A brisk, two-day inspection of the "Home of the Fighter Pilot" out the desert is an interesting way into the argument over the whole concept of Rapid Deployment Force. The conventional widom is that the developing RDF is so incapable of rapid deployment that it is not much of a deterrent, and still less of a force.
In a sense, that's true enough. If the mobility of the essential tactical air component is a reasonable measure of the state of the RDF as a whole, the force is at best several years away from being the versatile, globe-girdling fire brigade the administration has in mind.
The question is why, and some intriguing answers emerge from the demonstration of rapid-fire aerial combat, interlarded with equally rapid-fire briefings, that the Air Force puts on fox visitors. What you see, vividly, is an awesome potential for instant application of raw force. What you come away with is an impression that this potential is inhibited, not so much by the error-prone high technolog of the art (as some would have it) as it is by considerations largely beyond the control of the air crews or even the Air Force brass.
The World War II joke was that nothing could stop the Army Air Force except the weather. Modern electronic wizardry (infra-red, laser beams, sophisticed radar) can deal with the weather. What slows down the jet-age Air Force, according to commanders and crewmen here, are things like, well, the domestic politics of Saudi Arabia . . . or a critical inability to hold onto middle-echelon, non-commissioned officers . . . or semmingly inexplicable shortages of spare parts.
The Air Force, for instance, has a $400 million investment in F15 fighter-bombers. Their ability to fly regularly, however, is circumscribed by the lack of a mere $8 million in crucial spare parts, according to Lt. Gen. Larry D. Welch, commander of the Ninth Air Force and also of the tactical air element of the RDF.
Unlike the Navy, which is losing far too many of its carrier pliots, the Air Force has an acceptably high (and rising) pilot retention rate.
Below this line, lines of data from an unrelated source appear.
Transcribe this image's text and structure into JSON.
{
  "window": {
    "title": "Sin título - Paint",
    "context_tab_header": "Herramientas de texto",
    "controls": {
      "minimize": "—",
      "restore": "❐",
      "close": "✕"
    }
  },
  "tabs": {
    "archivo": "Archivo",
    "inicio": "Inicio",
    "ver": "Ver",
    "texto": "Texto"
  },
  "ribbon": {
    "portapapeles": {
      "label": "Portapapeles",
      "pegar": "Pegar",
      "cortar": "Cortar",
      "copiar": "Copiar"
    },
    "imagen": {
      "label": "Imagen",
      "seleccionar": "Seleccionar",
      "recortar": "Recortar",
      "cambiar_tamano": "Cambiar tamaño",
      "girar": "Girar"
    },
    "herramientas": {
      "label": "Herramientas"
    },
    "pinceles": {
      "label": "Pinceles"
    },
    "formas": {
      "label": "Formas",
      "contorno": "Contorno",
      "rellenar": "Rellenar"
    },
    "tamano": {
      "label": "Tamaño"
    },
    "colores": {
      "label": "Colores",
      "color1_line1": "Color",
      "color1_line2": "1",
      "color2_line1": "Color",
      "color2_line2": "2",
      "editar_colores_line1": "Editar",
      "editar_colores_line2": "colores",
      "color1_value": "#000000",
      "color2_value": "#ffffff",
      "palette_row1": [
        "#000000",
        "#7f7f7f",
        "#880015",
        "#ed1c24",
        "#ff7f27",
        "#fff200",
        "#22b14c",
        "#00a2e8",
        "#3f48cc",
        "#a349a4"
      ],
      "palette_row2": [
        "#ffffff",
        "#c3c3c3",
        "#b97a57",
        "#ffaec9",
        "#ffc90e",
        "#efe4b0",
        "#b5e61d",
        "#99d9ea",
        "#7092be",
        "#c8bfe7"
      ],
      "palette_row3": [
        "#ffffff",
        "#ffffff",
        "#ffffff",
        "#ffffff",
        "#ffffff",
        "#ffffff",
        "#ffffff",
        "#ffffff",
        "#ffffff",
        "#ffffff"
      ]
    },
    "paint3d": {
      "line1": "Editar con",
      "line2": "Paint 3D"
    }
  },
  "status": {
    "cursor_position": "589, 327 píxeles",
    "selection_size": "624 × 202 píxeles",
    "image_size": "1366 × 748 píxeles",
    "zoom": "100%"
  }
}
These are four qualified applicants for every pilot opening. "But we have a tremendous retention problem with middle-level NCOs," says Welch. "They can get out and go to work for 50 percent more. The only way to correct that is to be competitive." w
Welch slips off the record with classified estimates of how quickly his tactical air power could back up a RDF intervention in, say, the Persian Gulf. Getting the squadrons swiftly to the scene is not the problem. But the current logistical arrangements, "we would be out of business after only a few sorties," says one officer.
In the absence of a more accommodating approach to U.S. munitions depots and other "pre-positioned" supplies on the ground in Saudi Arabia's and nearby countries, what's needed is a vast armada of costly supply ships close at hand and an expensive chain of supply vessels stretching back to the United States.
The Air Force, naturally, would like to have a lot more of a lot of things. But the airmen here claim clear superiority in the area they value most highly: the quality of American air crews. "Battles are won by men, not by machines," says Welch, "and we insist we have superior air crew training."
That claim is not easy to question when you have witnessed an eye-straining, ear-piercing display of aerial prowess and toured the sprawling complex of training facilities, runways and firing ranges at Nellis.
A jet streaks by a reviewing stand at 600 mph to take our picture; less than an hour later, an 8-by-8 print is handed to us. We watch air-to-air, heating-seeking missiles home-in on flares that simulate the tailpipes of enemy jets. A pair of Phantoms "destroy" enemy "tanks" by lobbing lasser-guided bombs from a range of 2.5 miles with a claimed 10-foot margin of error.
Even the one embarrassment was instructive. For the climax of the show, a pair of fighter-bombers launched two 2.000-pound, electronically guided bombs. They kicked up dust right on target. But both were duds. Somebody, the guess was, had set the arming devices incorrectly.
Two points can be made. One is that behind every electronic impulse and button-push so critical to all the aerial gymnastics lies a human land -- and human fraility. But a second point is that "smart" (guided) bombs are pretty smart. If they are expensive, they are also, in the jargon, cost-effective; their extraordinary accuracy cuts way down the encessary number of sorties-per-target and, accordingly, cuts the loss of pilots and high-cost aircraft.
Critics argue that excessively high technology makes the Air Force vulnerable to breakdowns and human error. My sense of it is that this is an inescapable condition of modern air warefare -- equally inescapable for the Soviets -- and not the largest problem confounding the not the tactical air ingredient of the RDF.
As far as discipline, dedication, daring and sheer proficiency go, anybody getting the treatment at Nellis would have to give the capabilities of the tactical air part of RDF high marks. "Our problems." Gen. Welch argued rather persuasively, "are with distances, logistics and presence"
These are very real deficiencies. But if the administration is going to have an RFD stick big enough to back up the thunder of its rhetoric, the deficiencies are going to have to be met not just by the military but by the American taxpayers, politicians and diplomats.